Louis L'Amour 1908?–
(Born Louis Dearborn LaMoore; also writes under the pseudonyms of Tex Burns and Jim Mayo) American novelist.
L'Amour is a prolific and popular writer who has written over eighty frontier novels that have sold in excess of one-hundred million copies. His style of storytelling is suggestive of a campfire raconteur with an endless string of tales about life in the Old West. All of L'Amour's frontier fiction reinforces a traditional value system—a respect for the land, a protective attitude towards women, a dedication to the family unit, and a life and death with honor—which, along with L'Amour's entertaining style, makes his novels appealing to a large audience. Many of L'Amour's works have been turned into cinema and television movies, including Hondo and How the West Was Won.
L'Amour's works may be divided into two subjects. His earliest stories, and many others throughout his career, portray the wandering, tough frontier hero who is embroiled in many fights for justice, and finally becomes domesticated. Hondo is considered the best story of this type.
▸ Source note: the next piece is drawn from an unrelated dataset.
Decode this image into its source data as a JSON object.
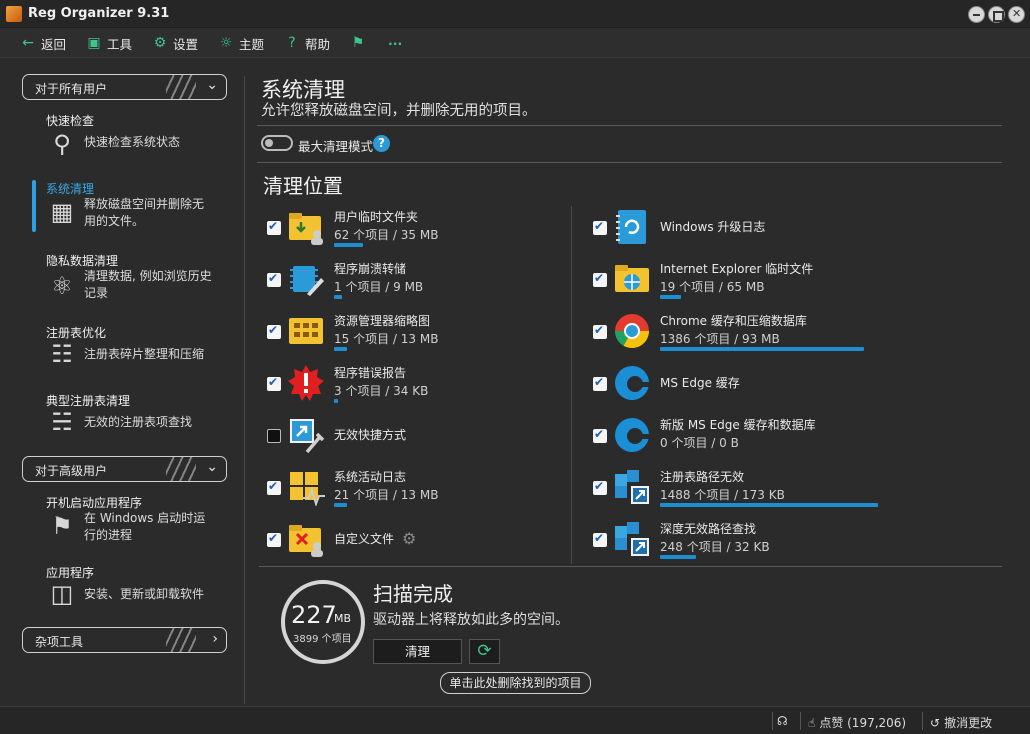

L'Amour's second and most ambitious project is his continuing saga of three families (the Sacketts, the Chantrys, and the Talons), which parallels the historical settlement of the frontier.
(See also Contemporary Authors, Vols. 1-4, rev. ed.; Contemporary Authors New Revision Series, Vol. 3; and Dictionary of Literary Biography Yearbook: 1980.)